Following the green light for an EU raft of “daft” spending proposals North East MEP Jonathan Arnott has hit out at the massive waste of taxpayers’ money.

The Eurocrats have earmarked €12 million to fund gap year teenagers with free ‘inter-railing’ around Europe and a further €2 million to help them volunteer in Africa for up to a year.

A further €800,000 is to be spent helping volunteers plant trees in the same continent and €3 million-plus on ‘ocean literacy classes’; teaching refugees to play football and on a butterfly monitoring project.

UKIP Euro-MP Mr Arnott, a member of the EU parliament’s budget committee, said: “This EU budget and so-called Brexit Bill are outrageous.”

“The EU is barking up the wrong tree if it thinks splurging taxpayers’ money on pointless projects will make it more popular.

“People are sick to death of the EU trying to bribe young people, and throwing money away. These outrageously daft proposals just reinforce why people were right to vote for Brexit,” he added.

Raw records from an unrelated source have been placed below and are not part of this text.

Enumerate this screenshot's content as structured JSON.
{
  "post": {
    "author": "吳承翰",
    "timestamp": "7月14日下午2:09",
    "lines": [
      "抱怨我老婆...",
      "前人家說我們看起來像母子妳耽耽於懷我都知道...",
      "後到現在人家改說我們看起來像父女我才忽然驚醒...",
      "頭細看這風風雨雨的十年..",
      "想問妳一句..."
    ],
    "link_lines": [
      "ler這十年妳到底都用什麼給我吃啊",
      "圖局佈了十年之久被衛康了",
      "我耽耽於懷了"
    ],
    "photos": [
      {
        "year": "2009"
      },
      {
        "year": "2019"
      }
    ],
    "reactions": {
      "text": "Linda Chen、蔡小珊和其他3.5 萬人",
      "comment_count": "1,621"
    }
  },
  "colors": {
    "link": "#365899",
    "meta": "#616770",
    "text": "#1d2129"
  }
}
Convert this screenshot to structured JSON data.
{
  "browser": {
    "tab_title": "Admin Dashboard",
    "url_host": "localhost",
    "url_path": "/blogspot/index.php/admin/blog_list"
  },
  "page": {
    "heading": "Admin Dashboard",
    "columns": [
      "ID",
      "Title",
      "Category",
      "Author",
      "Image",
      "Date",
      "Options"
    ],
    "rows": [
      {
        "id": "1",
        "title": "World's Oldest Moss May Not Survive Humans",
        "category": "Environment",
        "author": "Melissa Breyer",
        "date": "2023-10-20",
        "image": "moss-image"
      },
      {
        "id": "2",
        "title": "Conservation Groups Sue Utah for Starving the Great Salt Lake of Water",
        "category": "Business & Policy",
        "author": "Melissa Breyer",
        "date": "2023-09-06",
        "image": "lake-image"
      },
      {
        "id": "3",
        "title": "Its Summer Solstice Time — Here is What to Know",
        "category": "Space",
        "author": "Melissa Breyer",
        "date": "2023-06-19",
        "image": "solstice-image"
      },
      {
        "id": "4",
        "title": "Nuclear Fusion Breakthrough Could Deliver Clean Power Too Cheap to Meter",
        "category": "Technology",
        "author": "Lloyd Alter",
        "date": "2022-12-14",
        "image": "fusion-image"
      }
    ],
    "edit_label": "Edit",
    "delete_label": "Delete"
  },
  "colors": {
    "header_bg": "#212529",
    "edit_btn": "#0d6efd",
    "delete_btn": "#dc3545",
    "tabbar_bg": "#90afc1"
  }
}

The spending plans were amongst some 2,324 amendments to the EU’s draft Budget agreed by the Parliament’s Budget Committee this week. They will go to a full vote of the European Parliament on 25 October.